- Candidates may choose which list to apply for and must have the support of 200 registered voters from that list and place a deposit with the appropriate returning officer. A candidate may appear on more than one list but cannot be nominated by the same people, must declare the fact and cannot be elected twice. (Modern computers make the counting of transfer vote lists very easy, almost instantaneous once the data is entered, even if there are many candidates on the list.)
- There will be strict limits to the amount of money and the size of organisation a candidate may use during an election. However, every candidate will be provided with both electronic and hard media free of charge to communicate with the electors of his or her list. There shall be no participation by political parties; candidates will be responsible for their own opinions.
- The vote will be entirely electronic or postal (with electronic scanning) and tied to clear and unique identification. (This will cut out local physical polling with all those costs.) There will need to be teams of local enumerators to ensure that every registered voter has access to this election. The entire election to be conducted nationally. The results to be published centrally.
- The upper house election to be held annually on a special given date, say, the first Thursday in September. One sixth of the members elected each year.
- No by-elections, all vacancies as they arise to be filled by the next successful candidate on the list at the last election, if still available, and subject to confirmation by the House. (This appointment may be limited to run only until the next September election so that lists with vacancies may therefore elect more than one member at that election.)
- There will need to be a transition period and it is suggested that 70 members are elected each of the first six years, and one sixth of the present house retires. (Present Lords may stand during this transition period with no restriction on the number of times they stand.). All the other reforms of the house should be introduced in year one. [The alternative is a ‘big bang’ approach with a majority of the first group of members keeping their seats for less than six years. For example, number one on each list elected serves for six years, number two five years, number three for four years and so on…]
These reforms do address the current problems and the whole spirit of the age. They would result in an attractive and truly representative upper house, democratically elected.
One last point.

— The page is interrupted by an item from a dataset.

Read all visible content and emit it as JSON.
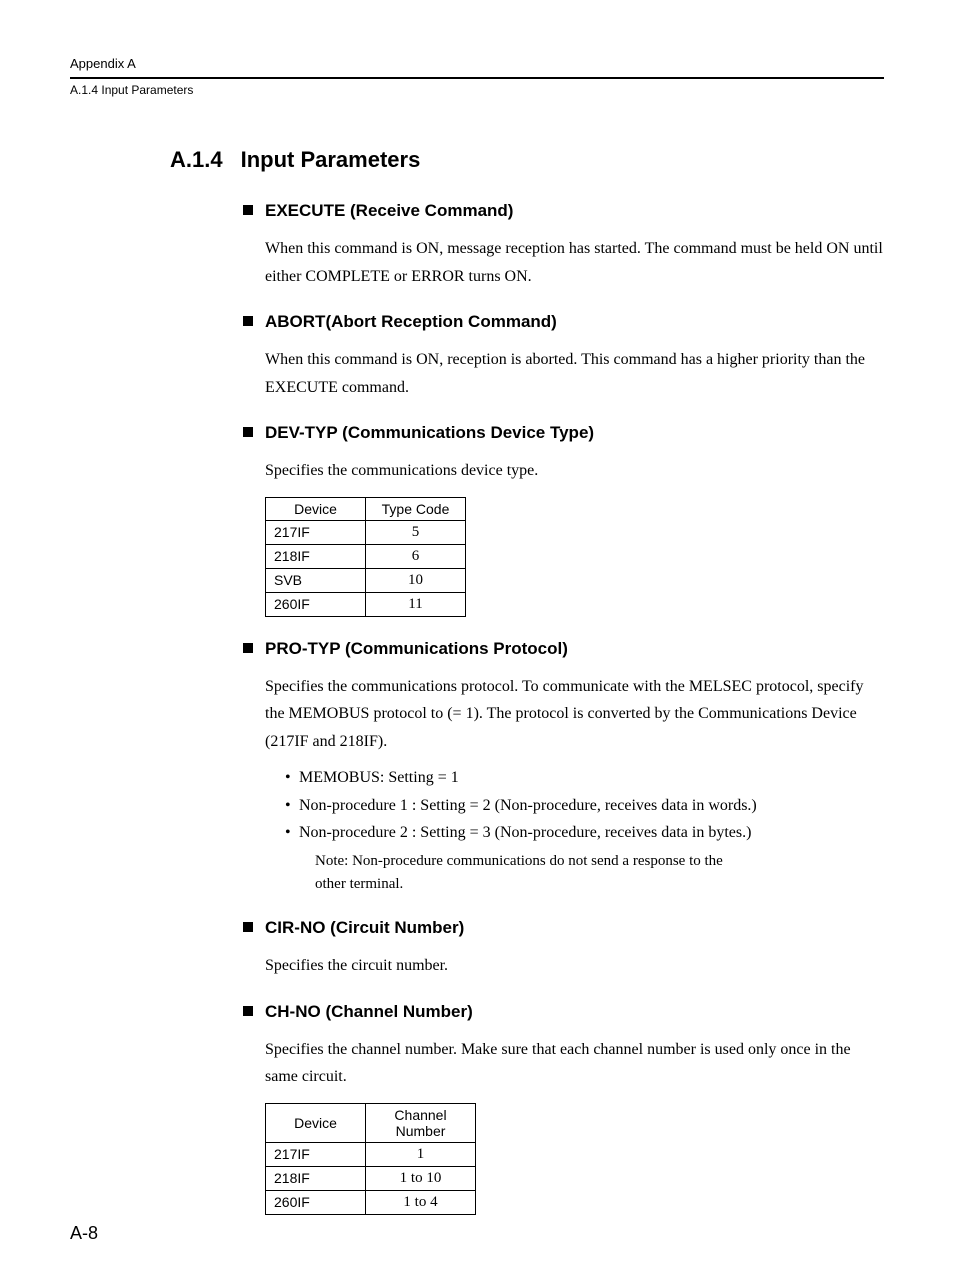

The existence of interest group lists means that any suggestion that all lists should be adjusted to favour women, race or class must be resisted. This reform must be completely inclusive and colour blind.